Nick Pratto 2017 MLB Draft Profile
It’s been beaten to death the fact that California seems to be the primary source of premium athletic talent, and Nick Pratto adds to the lengthy list. Hailing from Huntington Beach High School, he’ll be the 27th player picked up by an MLB franchise from that school. According to MLB.com, the pitcher/first baseman is considered to be a possible first-rounder as well, and one of the best players available.
Initial reports had the lefty as a decent pitcher with a polished high school bat. At 6’2″ and 200 pounds, he’s a good-sized kid for 18 years old. Because of his hitting and defensive play, teams consider him as a position player, rather than a pitcher at this point.
If your definition of a “five-tool player” is a prospect showing average or above average abilities in all five categories, Pratto is your man. Athletic, determined, and praised for his plus hitting and fielding, he profiles as more than just a first baseman at the big-league level. He’s also already been on the big stage, when he competed in the Little League World Series in 2011.
The first thing mentioned about Pratto is his advanced hitting. He is widely regarded as the most advanced bat within the high school ranks. Projected as a plus hitter with average power, he’s especially coveted for his plus defense paired with an above average arm.
Pratto doesn’t fall in with the one dimensional first baseman-type. He’ll be a Gold Gove contender if he pans out, with defensive numbers that’ll satisfy any General Manager in building a contender.

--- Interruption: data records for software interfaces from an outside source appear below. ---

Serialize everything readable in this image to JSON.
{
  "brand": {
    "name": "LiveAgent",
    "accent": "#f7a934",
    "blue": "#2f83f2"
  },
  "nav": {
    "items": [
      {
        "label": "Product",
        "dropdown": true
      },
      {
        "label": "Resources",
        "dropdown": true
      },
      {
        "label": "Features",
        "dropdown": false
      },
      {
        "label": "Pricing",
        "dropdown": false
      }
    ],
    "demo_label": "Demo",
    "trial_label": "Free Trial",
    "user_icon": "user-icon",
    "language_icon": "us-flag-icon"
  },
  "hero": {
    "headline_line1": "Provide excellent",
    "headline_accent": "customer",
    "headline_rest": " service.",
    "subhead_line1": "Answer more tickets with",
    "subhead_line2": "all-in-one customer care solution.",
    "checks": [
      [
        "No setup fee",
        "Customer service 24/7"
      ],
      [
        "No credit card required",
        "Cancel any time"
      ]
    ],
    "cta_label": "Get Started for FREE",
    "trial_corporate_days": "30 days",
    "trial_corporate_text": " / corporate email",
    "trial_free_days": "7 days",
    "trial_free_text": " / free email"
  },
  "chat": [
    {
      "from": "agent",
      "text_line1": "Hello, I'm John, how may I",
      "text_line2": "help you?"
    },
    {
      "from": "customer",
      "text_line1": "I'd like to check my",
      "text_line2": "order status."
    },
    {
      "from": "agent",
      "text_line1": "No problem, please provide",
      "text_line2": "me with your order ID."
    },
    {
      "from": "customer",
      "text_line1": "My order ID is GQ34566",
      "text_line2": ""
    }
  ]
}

Pratto has a good bat and is a great defender, but at 6’2″ and 200 pounds at 18 years of age, it’s unlikely Pratto will grow much more. And his power has been judged in harsh manner because of it. He’s considered undersized for a big league first baseman.
He may not grow into “first base size” such as 6’5″ Freddie Freeman, or 6’4″ Mark Trumbo. But this is just overly-picky scouting at this point, as Joey Votto sits at 6’2″, 220, and Eric Thames is 6″ and 210. It’s a worry that only makes sense in the scope of hitting for power. The likes of Thames and Prince Fielder have proven that home run power is possible without “first base size.”
@PatrickMollette yep it’s plus right now and he’s been hitting for more power this spring too. Plus now in that area as well.
— Carlos Collazo (@CarlosACollazo) May 19, 2017
Of course, Thames and Fielder are still sized players without considering height, and Votto is a potential Hall of Fame talent if he keeps up. It’s hard to imagine Pratto failing to put on 15+ pounds and another inch during the minor-league grind though.
As mentioned earlier, Pratto looks quite a bit like a slightly smaller Eric Hosmer. Pratto is already a proven winner, much like Hosmer. He has the ability to play first base better than most in the league every year, and might even swipe double-digit bags in his early days as well.